I still have at least one of my planners from college. It's a comic-themed one. Each double-pages spread contains a Far Side comic on the left side and a week-at-a glance on the right.
Life was simpler then. My weeks looked mostly the same, with the occasional exam or paper thrown into the mix. My to do list was kept in the same place as scheduled events, on the corresponding day in my Far Side comic planner.
Things are so different for our students now.
Then there's the 8-10 hours they're spending on their phones daily, according to one study.
Here's how the BLS's American Time Use Survey shows that college students spend their time.
To my knowledge, no one at my university has surveyed the sleeping habits of our students. It is hard to imagine that our average is higher than 7 hours a night, however. I hope to be proven wrong on that someday.
It is more complicated for today's students to manage their time and their tasks than it was for me in college.
How can we support our students' productivity?
Some students are able to manage their lives in their heads. It depends on the types of classes they are taking and what's going on in the rest of their lives.
However, all students benefit when we structure our teaching to grow students' abilities to manage their time and tasks more effectively. Here are some ways we can support our students' productivity habits.
Leverage an LMS's capability to publish calendars

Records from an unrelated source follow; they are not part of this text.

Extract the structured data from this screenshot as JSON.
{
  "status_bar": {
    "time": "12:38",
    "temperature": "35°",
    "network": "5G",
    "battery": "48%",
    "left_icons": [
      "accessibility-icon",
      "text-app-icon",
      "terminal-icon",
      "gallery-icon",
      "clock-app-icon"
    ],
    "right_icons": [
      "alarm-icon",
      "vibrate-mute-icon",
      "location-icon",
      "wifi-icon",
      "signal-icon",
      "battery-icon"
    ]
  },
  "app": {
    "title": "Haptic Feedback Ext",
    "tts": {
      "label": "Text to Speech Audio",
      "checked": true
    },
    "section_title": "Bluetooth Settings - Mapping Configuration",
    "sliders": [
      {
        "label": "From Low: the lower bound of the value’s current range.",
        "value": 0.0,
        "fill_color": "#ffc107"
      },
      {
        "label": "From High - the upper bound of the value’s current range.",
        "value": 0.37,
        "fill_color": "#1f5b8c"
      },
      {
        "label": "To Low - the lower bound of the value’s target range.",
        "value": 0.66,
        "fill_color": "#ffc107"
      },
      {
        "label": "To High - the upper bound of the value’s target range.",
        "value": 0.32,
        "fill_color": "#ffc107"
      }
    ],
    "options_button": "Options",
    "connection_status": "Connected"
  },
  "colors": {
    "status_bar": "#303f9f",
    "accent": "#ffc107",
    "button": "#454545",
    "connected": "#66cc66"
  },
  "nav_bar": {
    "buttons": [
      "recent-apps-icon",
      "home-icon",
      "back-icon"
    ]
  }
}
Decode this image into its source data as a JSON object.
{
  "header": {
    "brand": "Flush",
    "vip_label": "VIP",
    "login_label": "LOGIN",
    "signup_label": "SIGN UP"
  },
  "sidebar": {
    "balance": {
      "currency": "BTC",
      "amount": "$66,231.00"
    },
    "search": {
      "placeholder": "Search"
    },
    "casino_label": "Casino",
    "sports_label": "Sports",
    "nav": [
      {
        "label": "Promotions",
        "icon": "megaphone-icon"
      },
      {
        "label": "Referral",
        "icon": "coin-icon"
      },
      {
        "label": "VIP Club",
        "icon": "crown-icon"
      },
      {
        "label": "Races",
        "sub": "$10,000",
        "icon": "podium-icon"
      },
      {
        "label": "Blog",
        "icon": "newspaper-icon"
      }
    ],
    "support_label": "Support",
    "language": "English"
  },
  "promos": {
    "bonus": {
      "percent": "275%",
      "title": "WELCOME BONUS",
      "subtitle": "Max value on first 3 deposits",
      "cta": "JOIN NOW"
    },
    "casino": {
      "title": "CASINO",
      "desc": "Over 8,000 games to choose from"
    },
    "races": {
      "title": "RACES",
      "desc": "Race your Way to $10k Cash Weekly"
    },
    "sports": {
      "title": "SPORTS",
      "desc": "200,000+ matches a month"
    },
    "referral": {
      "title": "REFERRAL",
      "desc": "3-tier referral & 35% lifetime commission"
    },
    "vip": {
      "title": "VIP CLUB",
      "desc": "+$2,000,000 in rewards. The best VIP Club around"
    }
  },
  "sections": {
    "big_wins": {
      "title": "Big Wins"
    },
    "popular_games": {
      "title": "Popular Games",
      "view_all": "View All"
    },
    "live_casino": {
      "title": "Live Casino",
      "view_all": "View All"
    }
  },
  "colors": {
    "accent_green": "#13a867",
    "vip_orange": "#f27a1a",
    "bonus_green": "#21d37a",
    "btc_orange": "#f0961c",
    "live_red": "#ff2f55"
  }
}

Most of the LMSs that I've used have some kind of master calendar for students to view all the assignments in their classes and their corresponding due dates/times. Some give the ability to copy/paste a calendar subscription, so that students can add it to whatever calendar they use (Google calendar, a Mac calendar, Outlook, etc.).
Our university uses Moodle, which has this option.
If students subscribe to a calendar with all their assignments in it, likely they'll be able to see it on their smart phone, as well as when they're on their computers.
Break assignments up into multiple parts
When Ken Bain was on the episode 36, he spoke about the importance of giving students feedback along the way toward the completion of a major assignment. Students have told me that my method of separating the research and writing processes causes them to be less tempted to take shortcuts. They also said it helped them learn the skill of researching and writing better by having them separated like that.
By having assignments broken up into pieces, we model for our students to think about larger projects in terms of the action steps that it will take to move it forward to completion.
Choose due dates/times to reduce likelihood of sleep deprivation
On the upcoming episode 45 with Aaron Daniel Annas (link will work after 5:00 am PST on 4/23/15), he asked me how to set better boundaries with students who are in crunch mode with their assignments. I advise having assignments due at 5:00 pm, since that tends to reduce the likelihood that students stay up all night to get them finished.
The bigger picture
Our university has a freshmen class called Cornerstone that introduces them to the university, helps build study skills, and creates a community of learners to improve retention.
One of the assignments most Cornerstone classes require is to submit their planners (or screenshots of their electronic system), with their schedules each week and each classes' assignments in it.
Once the class is over, many students go back to the method of relying on their professors to remind them of assignments.
I wonder if there isn't a better way for me to reinforce the continued discipline around having a planner or other means for tracking tasks and calendar items.
[reminder]What ideas do you have for supporting our students' productivity?[/reminder]